Energy groups urge Congress to advance efficiency bill
By: Daily Energy Insider
February 21, 2017
The Alliance to Save Energy and the Business Council for Sustainable Energy (BCSE) expressed their support recently for the Energy Savings and Industrial Competitiveness Act, an energy efficiency bill that was recently reintroduced by U.S. Sens. Rob Portman (R-OH) and Jeanne Shaheen (D-NH).
The bill would employ various tools to encourage energy efficiency, such as strengthening building codes, creating initiatives for business, directing the Department of Energy to work with the private sector on energy efficiency research, and requiring the federal government to adopt energy saving measures.
“This is exactly the kind of legislation Americans want Congress to pass – bipartisan, common-sense policy that saves taxpayers money and drives economic activity and job creation,” Alliance to Save Energy President Kateri Callahan said.
“There are nearly 2.2 million energy efficiency jobs across the country – in manufacturing, installation, construction, engineering and other sectors. We added 130,000 efficiency jobs last year alone, and the policies in this legislation will only boost those numbers moving forward,” she added.
The legislation would spur the use of energy efficiency technologies in the residential, commercial, and industrial sectors of our economy, while also creating jobs.
The BCSE noted the U.S. economy is becoming more energy efficient than ever, citing the recently released 2017 Sustainable Energy in America Factbook. In addition, the energy productivity of the U.S economy increased by 10 percent since 2011.
“Energy efficiency provisions such as the ones in Portman-Shaheen will build upon these efficiency gains and will lock in greater energy and cost savings for decades to come,” BCSE President Lisa Jacobson said.

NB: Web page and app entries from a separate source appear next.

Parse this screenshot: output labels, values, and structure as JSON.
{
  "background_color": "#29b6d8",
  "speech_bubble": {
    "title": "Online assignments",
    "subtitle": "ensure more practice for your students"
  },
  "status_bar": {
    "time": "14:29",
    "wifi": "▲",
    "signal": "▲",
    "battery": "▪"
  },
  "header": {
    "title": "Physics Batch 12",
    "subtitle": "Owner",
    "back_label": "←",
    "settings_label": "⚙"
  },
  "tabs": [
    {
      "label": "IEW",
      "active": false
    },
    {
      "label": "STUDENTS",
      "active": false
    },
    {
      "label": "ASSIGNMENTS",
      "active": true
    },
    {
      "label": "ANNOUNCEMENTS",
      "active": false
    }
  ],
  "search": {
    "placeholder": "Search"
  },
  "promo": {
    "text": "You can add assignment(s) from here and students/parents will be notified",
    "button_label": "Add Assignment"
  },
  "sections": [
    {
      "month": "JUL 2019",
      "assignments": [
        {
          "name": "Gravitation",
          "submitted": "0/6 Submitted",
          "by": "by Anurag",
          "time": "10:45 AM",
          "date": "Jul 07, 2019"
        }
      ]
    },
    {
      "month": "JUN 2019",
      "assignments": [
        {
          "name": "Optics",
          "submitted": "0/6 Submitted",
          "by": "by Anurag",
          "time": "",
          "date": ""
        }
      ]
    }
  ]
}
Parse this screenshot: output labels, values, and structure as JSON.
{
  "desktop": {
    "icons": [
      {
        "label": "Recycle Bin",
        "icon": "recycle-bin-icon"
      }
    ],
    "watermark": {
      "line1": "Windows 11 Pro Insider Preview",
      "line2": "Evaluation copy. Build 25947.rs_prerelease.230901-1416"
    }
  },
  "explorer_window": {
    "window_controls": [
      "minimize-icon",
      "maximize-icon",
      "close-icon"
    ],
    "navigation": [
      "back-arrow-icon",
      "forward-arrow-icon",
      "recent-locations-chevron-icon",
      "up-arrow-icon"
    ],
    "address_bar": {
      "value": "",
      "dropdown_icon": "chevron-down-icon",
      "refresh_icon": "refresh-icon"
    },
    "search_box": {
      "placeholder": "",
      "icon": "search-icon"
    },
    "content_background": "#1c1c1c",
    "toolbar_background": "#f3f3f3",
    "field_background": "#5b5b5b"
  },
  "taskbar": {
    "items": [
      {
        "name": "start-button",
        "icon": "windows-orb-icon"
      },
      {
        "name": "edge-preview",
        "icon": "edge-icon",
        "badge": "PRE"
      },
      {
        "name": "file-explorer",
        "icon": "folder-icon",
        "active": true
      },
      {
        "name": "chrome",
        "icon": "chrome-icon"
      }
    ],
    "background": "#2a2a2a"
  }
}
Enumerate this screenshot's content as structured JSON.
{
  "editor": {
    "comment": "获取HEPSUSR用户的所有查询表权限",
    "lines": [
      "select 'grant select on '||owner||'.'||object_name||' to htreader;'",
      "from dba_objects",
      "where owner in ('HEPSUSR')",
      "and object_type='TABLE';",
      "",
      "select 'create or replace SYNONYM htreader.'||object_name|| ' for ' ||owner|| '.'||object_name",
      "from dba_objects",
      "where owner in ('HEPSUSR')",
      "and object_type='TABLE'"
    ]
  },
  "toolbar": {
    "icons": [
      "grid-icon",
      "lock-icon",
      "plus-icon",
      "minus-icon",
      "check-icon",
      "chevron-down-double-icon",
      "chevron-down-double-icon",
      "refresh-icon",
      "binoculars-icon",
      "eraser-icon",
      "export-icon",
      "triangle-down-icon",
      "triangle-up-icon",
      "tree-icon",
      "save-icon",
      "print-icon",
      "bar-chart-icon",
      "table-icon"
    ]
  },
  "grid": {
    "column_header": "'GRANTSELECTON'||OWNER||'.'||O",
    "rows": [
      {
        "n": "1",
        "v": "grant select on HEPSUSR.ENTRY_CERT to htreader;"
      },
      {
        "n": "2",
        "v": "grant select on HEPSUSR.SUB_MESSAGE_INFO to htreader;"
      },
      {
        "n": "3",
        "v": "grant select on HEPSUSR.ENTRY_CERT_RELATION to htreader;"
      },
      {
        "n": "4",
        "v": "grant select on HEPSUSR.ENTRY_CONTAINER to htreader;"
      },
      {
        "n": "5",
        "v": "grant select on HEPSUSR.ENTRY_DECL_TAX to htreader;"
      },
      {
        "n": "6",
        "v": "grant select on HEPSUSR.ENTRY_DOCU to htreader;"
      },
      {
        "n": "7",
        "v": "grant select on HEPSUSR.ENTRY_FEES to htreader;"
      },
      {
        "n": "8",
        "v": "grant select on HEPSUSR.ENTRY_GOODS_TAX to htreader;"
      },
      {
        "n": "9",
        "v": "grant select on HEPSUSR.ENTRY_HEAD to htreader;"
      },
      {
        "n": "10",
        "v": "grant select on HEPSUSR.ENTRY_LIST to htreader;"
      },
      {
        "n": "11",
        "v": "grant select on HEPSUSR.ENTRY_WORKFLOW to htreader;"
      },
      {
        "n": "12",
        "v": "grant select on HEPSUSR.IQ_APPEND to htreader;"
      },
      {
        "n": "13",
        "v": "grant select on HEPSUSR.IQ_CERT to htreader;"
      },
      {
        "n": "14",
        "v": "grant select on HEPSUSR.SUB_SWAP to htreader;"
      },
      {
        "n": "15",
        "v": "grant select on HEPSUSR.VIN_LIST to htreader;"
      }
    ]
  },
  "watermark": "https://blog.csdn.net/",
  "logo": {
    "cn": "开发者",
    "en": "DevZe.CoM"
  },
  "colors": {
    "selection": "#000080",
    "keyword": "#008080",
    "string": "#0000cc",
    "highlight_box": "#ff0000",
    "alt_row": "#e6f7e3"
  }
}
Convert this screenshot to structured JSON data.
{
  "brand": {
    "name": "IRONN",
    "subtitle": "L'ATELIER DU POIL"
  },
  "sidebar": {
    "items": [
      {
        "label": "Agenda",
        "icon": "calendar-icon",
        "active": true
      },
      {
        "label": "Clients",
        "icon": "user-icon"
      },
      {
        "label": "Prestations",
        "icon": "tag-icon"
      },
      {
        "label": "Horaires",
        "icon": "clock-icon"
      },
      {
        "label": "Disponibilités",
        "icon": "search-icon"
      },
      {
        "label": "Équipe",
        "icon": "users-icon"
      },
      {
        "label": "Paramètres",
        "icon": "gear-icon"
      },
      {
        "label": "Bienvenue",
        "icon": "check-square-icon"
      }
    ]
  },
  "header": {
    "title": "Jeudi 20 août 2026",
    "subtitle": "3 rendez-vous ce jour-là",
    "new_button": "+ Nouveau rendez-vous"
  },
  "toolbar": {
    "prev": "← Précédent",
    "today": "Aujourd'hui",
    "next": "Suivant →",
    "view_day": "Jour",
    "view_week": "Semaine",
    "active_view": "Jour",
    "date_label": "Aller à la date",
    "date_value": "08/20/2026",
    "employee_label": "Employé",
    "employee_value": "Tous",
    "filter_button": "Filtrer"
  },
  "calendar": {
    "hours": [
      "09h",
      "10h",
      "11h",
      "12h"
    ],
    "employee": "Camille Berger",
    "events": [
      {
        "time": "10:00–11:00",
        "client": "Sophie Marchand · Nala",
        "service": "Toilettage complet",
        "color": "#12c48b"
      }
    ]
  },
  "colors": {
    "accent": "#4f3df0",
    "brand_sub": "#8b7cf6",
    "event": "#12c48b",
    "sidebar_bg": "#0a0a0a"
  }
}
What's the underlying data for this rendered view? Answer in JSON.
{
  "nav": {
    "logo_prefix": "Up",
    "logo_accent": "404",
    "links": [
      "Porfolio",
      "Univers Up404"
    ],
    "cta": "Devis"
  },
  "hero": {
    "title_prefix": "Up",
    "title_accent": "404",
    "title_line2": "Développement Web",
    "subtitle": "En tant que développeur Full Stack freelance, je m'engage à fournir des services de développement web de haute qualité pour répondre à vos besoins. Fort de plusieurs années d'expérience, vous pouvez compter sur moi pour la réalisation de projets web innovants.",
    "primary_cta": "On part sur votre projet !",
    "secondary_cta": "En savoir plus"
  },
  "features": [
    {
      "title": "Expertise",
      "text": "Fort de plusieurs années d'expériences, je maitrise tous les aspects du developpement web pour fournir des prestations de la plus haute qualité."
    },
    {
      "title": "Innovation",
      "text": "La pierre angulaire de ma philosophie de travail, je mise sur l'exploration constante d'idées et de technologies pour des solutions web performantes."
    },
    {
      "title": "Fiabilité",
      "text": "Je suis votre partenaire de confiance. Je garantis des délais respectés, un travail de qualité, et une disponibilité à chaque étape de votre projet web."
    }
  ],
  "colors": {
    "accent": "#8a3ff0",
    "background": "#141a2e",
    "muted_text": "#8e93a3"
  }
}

“The Council is supportive of the bill’s broad focus on energy efficiency in residential and commercial buildings, commercial supply chains, and the federal government,” she added.
Sens. Shaheen and Portman first introduced the legislation in 2011.